■ **Assigned task**
Any picture among the records should be left out, please; retype the rest exactly.

*** Opening of Recorded information ***

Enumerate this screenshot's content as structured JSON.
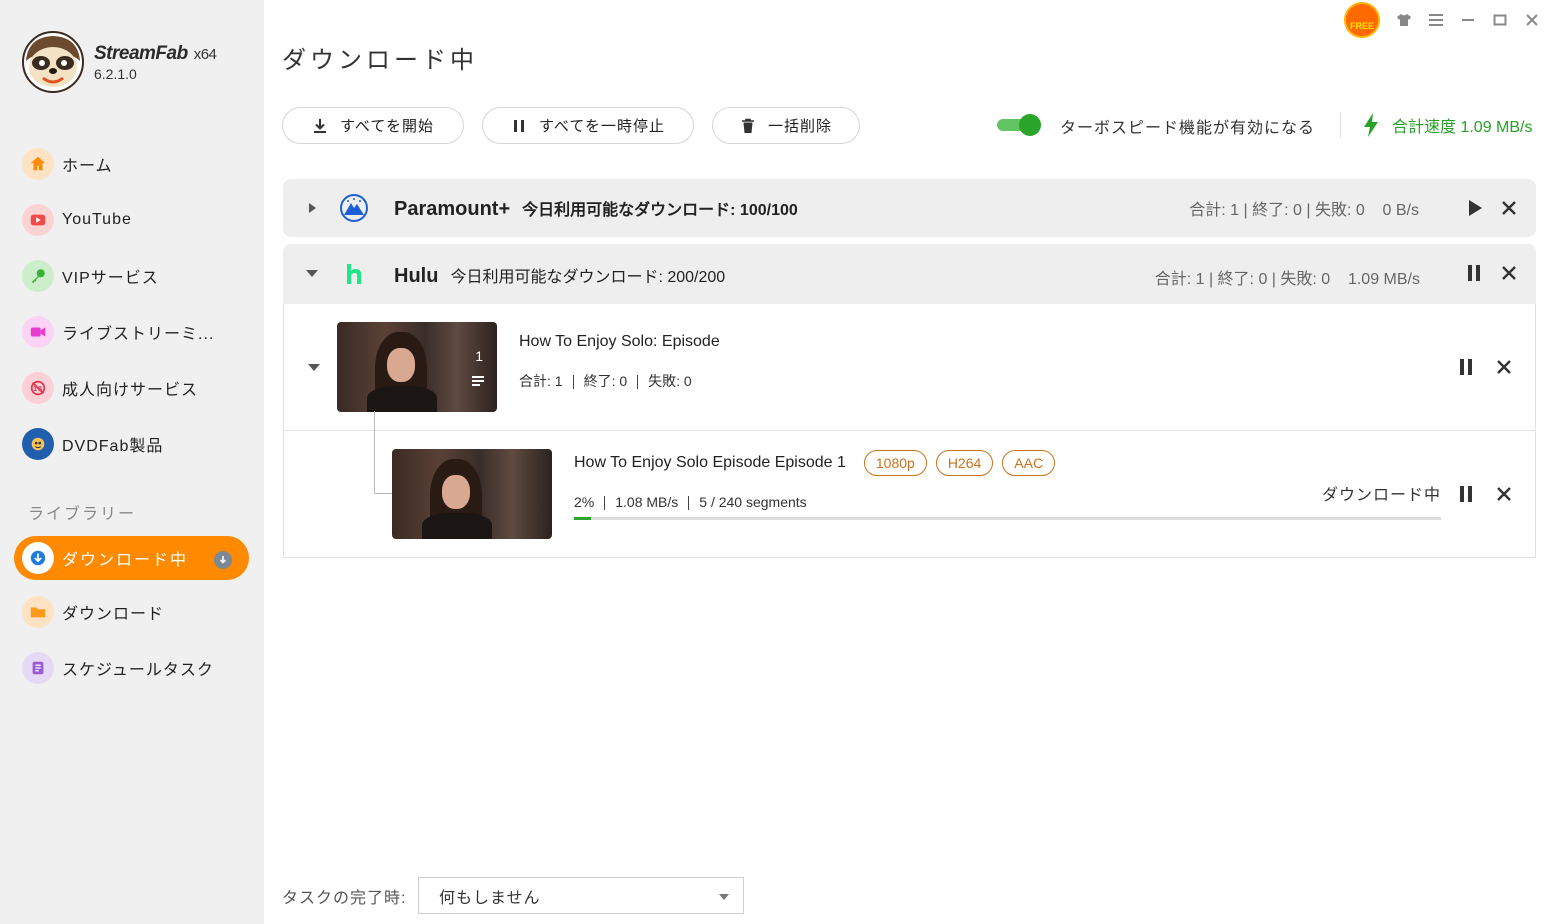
{
  "app": {
    "name": "StreamFab",
    "arch": "x64",
    "version": "6.2.1.0"
  },
  "topbar": {
    "free_badge": "FREE"
  },
  "sidebar": {
    "items": [
      {
        "label": "ホーム",
        "icon": "home-icon"
      },
      {
        "label": "YouTube",
        "icon": "youtube-icon"
      },
      {
        "label": "VIPサービス",
        "icon": "key-icon"
      },
      {
        "label": "ライブストリーミ...",
        "icon": "video-camera-icon"
      },
      {
        "label": "成人向けサービス",
        "icon": "adult-icon"
      },
      {
        "label": "DVDFab製品",
        "icon": "dvdfab-icon"
      }
    ],
    "library_label": "ライブラリー",
    "library": [
      {
        "label": "ダウンロード中",
        "icon": "download-icon",
        "active": true
      },
      {
        "label": "ダウンロード",
        "icon": "folder-icon"
      },
      {
        "label": "スケジュールタスク",
        "icon": "schedule-icon"
      }
    ]
  },
  "page": {
    "title": "ダウンロード中"
  },
  "toolbar": {
    "start_all": "すべてを開始",
    "pause_all": "すべてを一時停止",
    "delete_all": "一括削除",
    "turbo_label": "ターボスピード機能が有効になる",
    "turbo_enabled": true,
    "total_speed": "合計速度 1.09 MB/s"
  },
  "groups": [
    {
      "name": "Paramount+",
      "available": "今日利用可能なダウンロード: 100/100",
      "stats": "合計: 1 | 終了: 0 | 失敗: 0    0 B/s",
      "expanded": false
    },
    {
      "name": "Hulu",
      "available": "今日利用可能なダウンロード: 200/200",
      "stats": "合計: 1 | 終了: 0 | 失敗: 0    1.09 MB/s",
      "expanded": true,
      "series": {
        "title": "How To Enjoy Solo: Episode",
        "count": "1",
        "total": "合計: 1",
        "done": "終了: 0",
        "failed": "失敗: 0"
      },
      "episode": {
        "title": "How To Enjoy Solo Episode Episode 1",
        "tags": [
          "1080p",
          "H264",
          "AAC"
        ],
        "percent_text": "2%",
        "progress": 0.02,
        "speed": "1.08 MB/s",
        "segments": "5 / 240 segments",
        "status": "ダウンロード中"
      }
    }
  ],
  "footer": {
    "label": "タスクの完了時:",
    "select_value": "何もしません"
  },
  "colors": {
    "accent": "#ff8a00",
    "green": "#2aa52a",
    "tag": "#c8731b"
  }
}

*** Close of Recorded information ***

■ **Exercise output**
Enumerate this screenshot's content as structured JSON.
{
  "app": {
    "name": "StreamFab",
    "arch": "x64",
    "version": "6.2.1.0"
  },
  "topbar": {
    "free_badge": "FREE"
  },
  "sidebar": {
    "items": [
      {
        "label": "ホーム",
        "icon": "home-icon"
      },
      {
        "label": "YouTube",
        "icon": "youtube-icon"
      },
      {
        "label": "VIPサービス",
        "icon": "key-icon"
      },
      {
        "label": "ライブストリーミ...",
        "icon": "video-camera-icon"
      },
      {
        "label": "成人向けサービス",
        "icon": "adult-icon"
      },
      {
        "label": "DVDFab製品",
        "icon": "dvdfab-icon"
      }
    ],
    "library_label": "ライブラリー",
    "library": [
      {
        "label": "ダウンロード中",
        "icon": "download-icon",
        "active": true
      },
      {
        "label": "ダウンロード",
        "icon": "folder-icon"
      },
      {
        "label": "スケジュールタスク",
        "icon": "schedule-icon"
      }
    ]
  },
  "page": {
    "title": "ダウンロード中"
  },
  "toolbar": {
    "start_all": "すべてを開始",
    "pause_all": "すべてを一時停止",
    "delete_all": "一括削除",
    "turbo_label": "ターボスピード機能が有効になる",
    "turbo_enabled": true,
    "total_speed": "合計速度 1.09 MB/s"
  },
  "groups": [
    {
      "name": "Paramount+",
      "available": "今日利用可能なダウンロード: 100/100",
      "stats": "合計: 1 | 終了: 0 | 失敗: 0    0 B/s",
      "expanded": false
    },
    {
      "name": "Hulu",
      "available": "今日利用可能なダウンロード: 200/200",
      "stats": "合計: 1 | 終了: 0 | 失敗: 0    1.09 MB/s",
      "expanded": true,
      "series": {
        "title": "How To Enjoy Solo: Episode",
        "count": "1",
        "total": "合計: 1",
        "done": "終了: 0",
        "failed": "失敗: 0"
      },
      "episode": {
        "title": "How To Enjoy Solo Episode Episode 1",
        "tags": [
          "1080p",
          "H264",
          "AAC"
        ],
        "percent_text": "2%",
        "progress": 0.02,
        "speed": "1.08 MB/s",
        "segments": "5 / 240 segments",
        "status": "ダウンロード中"
      }
    }
  ],
  "footer": {
    "label": "タスクの完了時:",
    "select_value": "何もしません"
  },
  "colors": {
    "accent": "#ff8a00",
    "green": "#2aa52a",
    "tag": "#c8731b"
  }
}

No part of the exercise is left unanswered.